As we begin Cervical Cancer Awareness Month, I want Black women to know their risk for this disease.
In 2001, at age 25, I was diagnosed with cervical cancer. I lost my fertility and almost my life. I made a vow to God, that if I lived I would use my voice to help others, even though I was ashamed of cervical cancer’s link to the human papillomavirus (HPV).
But, I’ve learned over the last decade that the stigma of HPV hurts the prevention of cervical cancer. So, I share my story with any and everyone.
So, how did I end up of with cervical cancer? I had my first Pap test at age 18 and followed up yearly until I graduated from college and moved away. I didn’t have insurance and didn’t feel like it was a big deal because I didn’t have any health issues. Boy, was I wrong. I finally started a job that offered health insurance and still didn’t go get a Pap test because I was too busy. I was working a new job and didn’t have time to take off. That all changed when I had a medical emergency and had to go to the emergency room. The doctor asked a simple question – when was my last physical? I couldn’t remember, but I knew it had been a few years. The next day I made and appointment and I am thankful for that doctor. Without him, I probably wouldn’t be here.
Black women are often diagnosed late and die from cervical cancer at increased rates. We must get screened!
My call to action – schedule your well woman exam now. Pick up the phone now. We have the tools to prevent and detect this disease. Let’s use them!
Tamika Felder is a 13-year Cervivor. She hangs out on Twitter @tamikafelder and her website is www.cervivor.org.
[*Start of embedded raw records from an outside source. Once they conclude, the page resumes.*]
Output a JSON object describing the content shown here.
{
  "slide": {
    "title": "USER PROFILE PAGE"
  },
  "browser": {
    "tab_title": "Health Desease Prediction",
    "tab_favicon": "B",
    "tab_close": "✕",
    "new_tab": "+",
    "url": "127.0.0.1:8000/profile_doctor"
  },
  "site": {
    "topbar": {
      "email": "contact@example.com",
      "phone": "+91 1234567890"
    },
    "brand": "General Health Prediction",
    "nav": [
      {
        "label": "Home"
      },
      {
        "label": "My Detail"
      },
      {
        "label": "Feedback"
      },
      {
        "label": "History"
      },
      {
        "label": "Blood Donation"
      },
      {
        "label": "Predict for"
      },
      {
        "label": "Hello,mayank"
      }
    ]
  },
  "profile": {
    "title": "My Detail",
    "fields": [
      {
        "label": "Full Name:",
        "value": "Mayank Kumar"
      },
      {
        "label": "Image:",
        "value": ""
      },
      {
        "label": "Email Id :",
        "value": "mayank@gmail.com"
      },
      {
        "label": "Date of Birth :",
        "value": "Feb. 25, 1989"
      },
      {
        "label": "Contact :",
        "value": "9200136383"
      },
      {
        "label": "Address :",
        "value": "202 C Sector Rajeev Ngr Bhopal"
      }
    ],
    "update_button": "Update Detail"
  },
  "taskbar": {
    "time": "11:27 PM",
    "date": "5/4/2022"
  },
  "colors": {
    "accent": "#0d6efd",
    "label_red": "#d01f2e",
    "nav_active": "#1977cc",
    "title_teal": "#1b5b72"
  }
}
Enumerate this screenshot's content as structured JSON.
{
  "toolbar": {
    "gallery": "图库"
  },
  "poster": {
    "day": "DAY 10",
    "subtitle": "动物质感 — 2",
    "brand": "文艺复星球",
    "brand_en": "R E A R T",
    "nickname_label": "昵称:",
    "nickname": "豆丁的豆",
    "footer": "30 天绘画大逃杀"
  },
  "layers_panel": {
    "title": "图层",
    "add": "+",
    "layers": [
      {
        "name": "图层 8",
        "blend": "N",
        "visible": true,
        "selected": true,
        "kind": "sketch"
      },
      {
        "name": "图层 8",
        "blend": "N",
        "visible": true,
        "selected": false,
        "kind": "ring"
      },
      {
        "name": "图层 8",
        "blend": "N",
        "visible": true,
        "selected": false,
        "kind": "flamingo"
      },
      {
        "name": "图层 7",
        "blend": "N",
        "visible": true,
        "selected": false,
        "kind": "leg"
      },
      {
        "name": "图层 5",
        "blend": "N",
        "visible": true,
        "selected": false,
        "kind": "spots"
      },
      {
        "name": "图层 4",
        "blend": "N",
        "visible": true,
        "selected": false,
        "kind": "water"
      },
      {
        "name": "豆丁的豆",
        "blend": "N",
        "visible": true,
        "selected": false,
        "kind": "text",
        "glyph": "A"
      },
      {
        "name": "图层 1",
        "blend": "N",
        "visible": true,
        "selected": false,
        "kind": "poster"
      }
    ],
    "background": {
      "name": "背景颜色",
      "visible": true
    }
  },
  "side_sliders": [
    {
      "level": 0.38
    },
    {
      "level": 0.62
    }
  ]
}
Tamika is doing her part to eradicate cervical cancer.
This blog first appeared in January 2015.